Task objective: Please print the full listing exactly.

Exercise data:
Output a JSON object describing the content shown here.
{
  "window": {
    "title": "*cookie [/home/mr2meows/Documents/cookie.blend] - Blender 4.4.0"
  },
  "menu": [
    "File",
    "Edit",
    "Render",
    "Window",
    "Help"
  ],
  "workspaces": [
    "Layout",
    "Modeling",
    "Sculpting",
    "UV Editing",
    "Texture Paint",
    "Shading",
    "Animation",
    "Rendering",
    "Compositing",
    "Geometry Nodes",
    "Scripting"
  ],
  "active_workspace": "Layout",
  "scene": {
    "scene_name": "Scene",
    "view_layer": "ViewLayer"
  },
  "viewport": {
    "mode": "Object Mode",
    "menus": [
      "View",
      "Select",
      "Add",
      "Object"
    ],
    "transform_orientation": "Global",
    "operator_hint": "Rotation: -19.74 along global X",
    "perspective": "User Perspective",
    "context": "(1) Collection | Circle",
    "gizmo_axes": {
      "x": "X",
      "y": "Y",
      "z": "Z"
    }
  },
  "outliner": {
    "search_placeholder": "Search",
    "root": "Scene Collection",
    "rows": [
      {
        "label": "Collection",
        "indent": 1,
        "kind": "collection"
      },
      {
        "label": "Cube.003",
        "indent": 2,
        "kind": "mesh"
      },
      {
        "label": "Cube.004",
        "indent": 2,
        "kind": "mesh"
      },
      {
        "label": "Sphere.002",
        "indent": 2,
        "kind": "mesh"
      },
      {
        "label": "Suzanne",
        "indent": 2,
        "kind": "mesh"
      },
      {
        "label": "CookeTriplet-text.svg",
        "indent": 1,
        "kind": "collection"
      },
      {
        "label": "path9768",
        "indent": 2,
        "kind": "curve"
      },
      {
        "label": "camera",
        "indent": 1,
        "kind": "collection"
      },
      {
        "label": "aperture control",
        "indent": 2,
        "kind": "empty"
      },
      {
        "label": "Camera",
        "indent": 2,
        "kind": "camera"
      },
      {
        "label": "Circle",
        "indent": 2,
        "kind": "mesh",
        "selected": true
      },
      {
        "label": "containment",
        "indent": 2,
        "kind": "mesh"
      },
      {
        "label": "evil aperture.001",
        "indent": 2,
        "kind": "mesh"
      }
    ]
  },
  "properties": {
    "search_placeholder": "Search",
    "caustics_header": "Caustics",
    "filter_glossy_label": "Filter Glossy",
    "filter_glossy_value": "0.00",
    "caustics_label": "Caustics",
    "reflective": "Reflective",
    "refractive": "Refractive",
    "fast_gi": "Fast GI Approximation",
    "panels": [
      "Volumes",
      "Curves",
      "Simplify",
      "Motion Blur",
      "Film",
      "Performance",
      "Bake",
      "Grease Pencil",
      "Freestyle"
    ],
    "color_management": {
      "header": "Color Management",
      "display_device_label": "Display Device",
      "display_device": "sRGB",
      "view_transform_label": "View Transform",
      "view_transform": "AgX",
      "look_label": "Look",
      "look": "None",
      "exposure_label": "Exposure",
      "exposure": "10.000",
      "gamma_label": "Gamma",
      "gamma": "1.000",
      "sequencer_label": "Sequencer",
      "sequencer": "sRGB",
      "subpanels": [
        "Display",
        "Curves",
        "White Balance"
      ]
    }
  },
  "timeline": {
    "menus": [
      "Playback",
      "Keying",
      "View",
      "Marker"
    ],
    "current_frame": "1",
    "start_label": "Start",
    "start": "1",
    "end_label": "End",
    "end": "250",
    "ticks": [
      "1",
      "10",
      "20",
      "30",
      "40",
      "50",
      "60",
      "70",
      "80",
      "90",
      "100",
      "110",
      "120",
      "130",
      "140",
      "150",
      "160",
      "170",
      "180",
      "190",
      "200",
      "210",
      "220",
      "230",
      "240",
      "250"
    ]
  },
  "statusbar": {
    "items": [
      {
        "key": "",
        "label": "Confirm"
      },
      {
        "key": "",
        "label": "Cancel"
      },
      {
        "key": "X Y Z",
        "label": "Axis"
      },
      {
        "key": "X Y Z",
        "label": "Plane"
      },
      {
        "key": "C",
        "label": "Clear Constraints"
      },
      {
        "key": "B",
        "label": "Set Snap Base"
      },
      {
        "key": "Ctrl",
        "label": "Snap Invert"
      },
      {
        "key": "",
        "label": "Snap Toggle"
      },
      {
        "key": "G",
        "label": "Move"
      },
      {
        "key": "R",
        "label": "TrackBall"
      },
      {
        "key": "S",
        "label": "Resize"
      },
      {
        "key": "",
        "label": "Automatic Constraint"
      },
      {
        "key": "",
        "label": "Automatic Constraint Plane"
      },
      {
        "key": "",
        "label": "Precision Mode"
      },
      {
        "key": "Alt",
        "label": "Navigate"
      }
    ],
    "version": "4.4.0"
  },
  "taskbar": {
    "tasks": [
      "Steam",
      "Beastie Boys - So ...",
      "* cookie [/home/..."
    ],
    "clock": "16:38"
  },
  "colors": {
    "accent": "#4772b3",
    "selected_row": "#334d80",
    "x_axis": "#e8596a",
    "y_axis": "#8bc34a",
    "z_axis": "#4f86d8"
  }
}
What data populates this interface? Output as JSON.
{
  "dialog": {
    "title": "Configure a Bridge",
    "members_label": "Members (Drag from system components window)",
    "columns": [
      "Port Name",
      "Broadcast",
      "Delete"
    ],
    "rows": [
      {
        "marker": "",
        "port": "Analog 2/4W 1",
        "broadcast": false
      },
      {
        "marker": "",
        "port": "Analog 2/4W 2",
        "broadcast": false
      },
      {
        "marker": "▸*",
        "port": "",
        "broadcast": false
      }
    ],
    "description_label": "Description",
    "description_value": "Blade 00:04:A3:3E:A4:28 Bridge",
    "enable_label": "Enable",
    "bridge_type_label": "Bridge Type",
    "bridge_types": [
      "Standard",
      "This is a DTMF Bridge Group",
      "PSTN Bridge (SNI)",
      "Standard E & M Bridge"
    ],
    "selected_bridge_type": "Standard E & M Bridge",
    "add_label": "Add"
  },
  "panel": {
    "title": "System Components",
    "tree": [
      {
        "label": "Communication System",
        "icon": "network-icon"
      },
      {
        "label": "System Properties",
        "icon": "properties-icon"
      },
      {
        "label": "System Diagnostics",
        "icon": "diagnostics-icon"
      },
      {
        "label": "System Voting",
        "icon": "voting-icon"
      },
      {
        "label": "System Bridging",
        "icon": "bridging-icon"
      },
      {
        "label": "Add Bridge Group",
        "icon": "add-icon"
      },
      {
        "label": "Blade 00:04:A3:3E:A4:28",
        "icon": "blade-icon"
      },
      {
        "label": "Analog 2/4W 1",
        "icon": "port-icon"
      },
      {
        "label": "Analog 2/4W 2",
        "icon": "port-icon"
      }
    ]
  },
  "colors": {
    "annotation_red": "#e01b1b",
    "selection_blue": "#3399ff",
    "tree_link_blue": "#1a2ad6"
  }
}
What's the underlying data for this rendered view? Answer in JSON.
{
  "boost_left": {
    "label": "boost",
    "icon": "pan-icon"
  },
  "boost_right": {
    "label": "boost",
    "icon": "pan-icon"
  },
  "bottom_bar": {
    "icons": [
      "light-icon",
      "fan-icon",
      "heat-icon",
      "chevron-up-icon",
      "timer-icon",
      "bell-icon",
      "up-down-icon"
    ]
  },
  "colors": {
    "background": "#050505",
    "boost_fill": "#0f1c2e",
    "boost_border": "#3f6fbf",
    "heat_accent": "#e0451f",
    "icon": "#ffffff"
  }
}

The answer:
Output a JSON object describing the content shown here.
{
  "window": {
    "title": "*cookie [/home/mr2meows/Documents/cookie.blend] - Blender 4.4.0"
  },
  "menu": [
    "File",
    "Edit",
    "Render",
    "Window",
    "Help"
  ],
  "workspaces": [
    "Layout",
    "Modeling",
    "Sculpting",
    "UV Editing",
    "Texture Paint",
    "Shading",
    "Animation",
    "Rendering",
    "Compositing",
    "Geometry Nodes",
    "Scripting"
  ],
  "active_workspace": "Layout",
  "scene": {
    "scene_name": "Scene",
    "view_layer": "ViewLayer"
  },
  "viewport": {
    "mode": "Object Mode",
    "menus": [
      "View",
      "Select",
      "Add",
      "Object"
    ],
    "transform_orientation": "Global",
    "operator_hint": "Rotation: -19.74 along global X",
    "perspective": "User Perspective",
    "context": "(1) Collection | Circle",
    "gizmo_axes": {
      "x": "X",
      "y": "Y",
      "z": "Z"
    }
  },
  "outliner": {
    "search_placeholder": "Search",
    "root": "Scene Collection",
    "rows": [
      {
        "label": "Collection",
        "indent": 1,
        "kind": "collection"
      },
      {
        "label": "Cube.003",
        "indent": 2,
        "kind": "mesh"
      },
      {
        "label": "Cube.004",
        "indent": 2,
        "kind": "mesh"
      },
      {
        "label": "Sphere.002",
        "indent": 2,
        "kind": "mesh"
      },
      {
        "label": "Suzanne",
        "indent": 2,
        "kind": "mesh"
      },
      {
        "label": "CookeTriplet-text.svg",
        "indent": 1,
        "kind": "collection"
      },
      {
        "label": "path9768",
        "indent": 2,
        "kind": "curve"
      },
      {
        "label": "camera",
        "indent": 1,
        "kind": "collection"
      },
      {
        "label": "aperture control",
        "indent": 2,
        "kind": "empty"
      },
      {
        "label": "Camera",
        "indent": 2,
        "kind": "camera"
      },
      {
        "label": "Circle",
        "indent": 2,
        "kind": "mesh",
        "selected": true
      },
      {
        "label": "containment",
        "indent": 2,
        "kind": "mesh"
      },
      {
        "label": "evil aperture.001",
        "indent": 2,
        "kind": "mesh"
      }
    ]
  },
  "properties": {
    "search_placeholder": "Search",
    "caustics_header": "Caustics",
    "filter_glossy_label": "Filter Glossy",
    "filter_glossy_value": "0.00",
    "caustics_label": "Caustics",
    "reflective": "Reflective",
    "refractive": "Refractive",
    "fast_gi": "Fast GI Approximation",
    "panels": [
      "Volumes",
      "Curves",
      "Simplify",
      "Motion Blur",
      "Film",
      "Performance",
      "Bake",
      "Grease Pencil",
      "Freestyle"
    ],
    "color_management": {
      "header": "Color Management",
      "display_device_label": "Display Device",
      "display_device": "sRGB",
      "view_transform_label": "View Transform",
      "view_transform": "AgX",
      "look_label": "Look",
      "look": "None",
      "exposure_label": "Exposure",
      "exposure": "10.000",
      "gamma_label": "Gamma",
      "gamma": "1.000",
      "sequencer_label": "Sequencer",
      "sequencer": "sRGB",
      "subpanels": [
        "Display",
        "Curves",
        "White Balance"
      ]
    }
  },
  "timeline": {
    "menus": [
      "Playback",
      "Keying",
      "View",
      "Marker"
    ],
    "current_frame": "1",
    "start_label": "Start",
    "start": "1",
    "end_label": "End",
    "end": "250",
    "ticks": [
      "1",
      "10",
      "20",
      "30",
      "40",
      "50",
      "60",
      "70",
      "80",
      "90",
      "100",
      "110",
      "120",
      "130",
      "140",
      "150",
      "160",
      "170",
      "180",
      "190",
      "200",
      "210",
      "220",
      "230",
      "240",
      "250"
    ]
  },
  "statusbar": {
    "items": [
      {
        "key": "",
        "label": "Confirm"
      },
      {
        "key": "",
        "label": "Cancel"
      },
      {
        "key": "X Y Z",
        "label": "Axis"
      },
      {
        "key": "X Y Z",
        "label": "Plane"
      },
      {
        "key": "C",
        "label": "Clear Constraints"
      },
      {
        "key": "B",
        "label": "Set Snap Base"
      },
      {
        "key": "Ctrl",
        "label": "Snap Invert"
      },
      {
        "key": "",
        "label": "Snap Toggle"
      },
      {
        "key": "G",
        "label": "Move"
      },
      {
        "key": "R",
        "label": "TrackBall"
      },
      {
        "key": "S",
        "label": "Resize"
      },
      {
        "key": "",
        "label": "Automatic Constraint"
      },
      {
        "key": "",
        "label": "Automatic Constraint Plane"
      },
      {
        "key": "",
        "label": "Precision Mode"
      },
      {
        "key": "Alt",
        "label": "Navigate"
      }
    ],
    "version": "4.4.0"
  },
  "taskbar": {
    "tasks": [
      "Steam",
      "Beastie Boys - So ...",
      "* cookie [/home/..."
    ],
    "clock": "16:38"
  },
  "colors": {
    "accent": "#4772b3",
    "selected_row": "#334d80",
    "x_axis": "#e8596a",
    "y_axis": "#8bc34a",
    "z_axis": "#4f86d8"
  }
}
What data populates this interface? Output as JSON.
{
  "dialog": {
    "title": "Configure a Bridge",
    "members_label": "Members (Drag from system components window)",
    "columns": [
      "Port Name",
      "Broadcast",
      "Delete"
    ],
    "rows": [
      {
        "marker": "",
        "port": "Analog 2/4W 1",
        "broadcast": false
      },
      {
        "marker": "",
        "port": "Analog 2/4W 2",
        "broadcast": false
      },
      {
        "marker": "▸*",
        "port": "",
        "broadcast": false
      }
    ],
    "description_label": "Description",
    "description_value": "Blade 00:04:A3:3E:A4:28 Bridge",
    "enable_label": "Enable",
    "bridge_type_label": "Bridge Type",
    "bridge_types": [
      "Standard",
      "This is a DTMF Bridge Group",
      "PSTN Bridge (SNI)",
      "Standard E & M Bridge"
    ],
    "selected_bridge_type": "Standard E & M Bridge",
    "add_label": "Add"
  },
  "panel": {
    "title": "System Components",
    "tree": [
      {
        "label": "Communication System",
        "icon": "network-icon"
      },
      {
        "label": "System Properties",
        "icon": "properties-icon"
      },
      {
        "label": "System Diagnostics",
        "icon": "diagnostics-icon"
      },
      {
        "label": "System Voting",
        "icon": "voting-icon"
      },
      {
        "label": "System Bridging",
        "icon": "bridging-icon"
      },
      {
        "label": "Add Bridge Group",
        "icon": "add-icon"
      },
      {
        "label": "Blade 00:04:A3:3E:A4:28",
        "icon": "blade-icon"
      },
      {
        "label": "Analog 2/4W 1",
        "icon": "port-icon"
      },
      {
        "label": "Analog 2/4W 2",
        "icon": "port-icon"
      }
    ]
  },
  "colors": {
    "annotation_red": "#e01b1b",
    "selection_blue": "#3399ff",
    "tree_link_blue": "#1a2ad6"
  }
}
What's the underlying data for this rendered view? Answer in JSON.
{
  "boost_left": {
    "label": "boost",
    "icon": "pan-icon"
  },
  "boost_right": {
    "label": "boost",
    "icon": "pan-icon"
  },
  "bottom_bar": {
    "icons": [
      "light-icon",
      "fan-icon",
      "heat-icon",
      "chevron-up-icon",
      "timer-icon",
      "bell-icon",
      "up-down-icon"
    ]
  },
  "colors": {
    "background": "#050505",
    "boost_fill": "#0f1c2e",
    "boost_border": "#3f6fbf",
    "heat_accent": "#e0451f",
    "icon": "#ffffff"
  }
}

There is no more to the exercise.